In the entries that follow, find each line with the word "this" and copy it.

Top of DATA EXTRACTS

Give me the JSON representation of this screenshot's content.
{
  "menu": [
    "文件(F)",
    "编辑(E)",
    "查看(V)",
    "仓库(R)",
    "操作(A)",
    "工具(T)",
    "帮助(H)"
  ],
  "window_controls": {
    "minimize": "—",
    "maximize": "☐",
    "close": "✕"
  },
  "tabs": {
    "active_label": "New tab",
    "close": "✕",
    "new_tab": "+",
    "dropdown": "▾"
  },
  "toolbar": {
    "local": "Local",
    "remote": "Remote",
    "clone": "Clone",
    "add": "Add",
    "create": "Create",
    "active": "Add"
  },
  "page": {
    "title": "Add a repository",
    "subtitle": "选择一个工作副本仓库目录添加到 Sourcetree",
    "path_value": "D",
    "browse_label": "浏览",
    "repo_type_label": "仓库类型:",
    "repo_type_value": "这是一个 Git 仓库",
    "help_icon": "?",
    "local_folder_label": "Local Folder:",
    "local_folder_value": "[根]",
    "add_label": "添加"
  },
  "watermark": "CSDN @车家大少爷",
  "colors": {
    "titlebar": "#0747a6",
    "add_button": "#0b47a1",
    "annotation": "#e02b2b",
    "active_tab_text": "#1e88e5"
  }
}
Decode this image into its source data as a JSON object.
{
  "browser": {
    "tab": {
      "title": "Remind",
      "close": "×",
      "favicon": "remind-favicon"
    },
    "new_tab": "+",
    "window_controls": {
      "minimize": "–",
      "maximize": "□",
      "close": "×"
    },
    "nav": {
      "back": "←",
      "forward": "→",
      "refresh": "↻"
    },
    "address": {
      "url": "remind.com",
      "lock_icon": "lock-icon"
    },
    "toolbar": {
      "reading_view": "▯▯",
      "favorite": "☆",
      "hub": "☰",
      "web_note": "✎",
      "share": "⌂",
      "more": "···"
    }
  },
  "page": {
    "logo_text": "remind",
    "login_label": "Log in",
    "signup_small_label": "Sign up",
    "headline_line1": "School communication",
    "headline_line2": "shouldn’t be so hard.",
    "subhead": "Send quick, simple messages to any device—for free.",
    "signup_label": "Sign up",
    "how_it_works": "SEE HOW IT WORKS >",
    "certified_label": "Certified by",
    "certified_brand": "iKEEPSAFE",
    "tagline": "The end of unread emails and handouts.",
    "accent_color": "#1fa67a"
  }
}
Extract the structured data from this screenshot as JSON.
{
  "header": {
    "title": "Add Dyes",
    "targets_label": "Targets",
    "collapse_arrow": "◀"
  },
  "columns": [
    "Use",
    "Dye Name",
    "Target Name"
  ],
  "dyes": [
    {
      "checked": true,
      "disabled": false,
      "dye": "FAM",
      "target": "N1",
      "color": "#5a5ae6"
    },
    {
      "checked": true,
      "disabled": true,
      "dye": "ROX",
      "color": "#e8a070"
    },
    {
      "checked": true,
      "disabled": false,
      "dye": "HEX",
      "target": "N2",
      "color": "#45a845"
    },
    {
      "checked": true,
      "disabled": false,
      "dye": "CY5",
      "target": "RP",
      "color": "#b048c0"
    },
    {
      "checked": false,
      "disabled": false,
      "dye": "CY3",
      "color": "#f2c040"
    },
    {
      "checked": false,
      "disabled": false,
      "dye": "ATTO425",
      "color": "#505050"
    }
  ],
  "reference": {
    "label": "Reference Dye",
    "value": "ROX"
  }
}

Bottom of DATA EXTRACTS

#### FINISHED TASK:
Give me the JSON representation of this screenshot's content.
Decode this image into its source data as a JSON object.
Extract the structured data from this screenshot as JSON.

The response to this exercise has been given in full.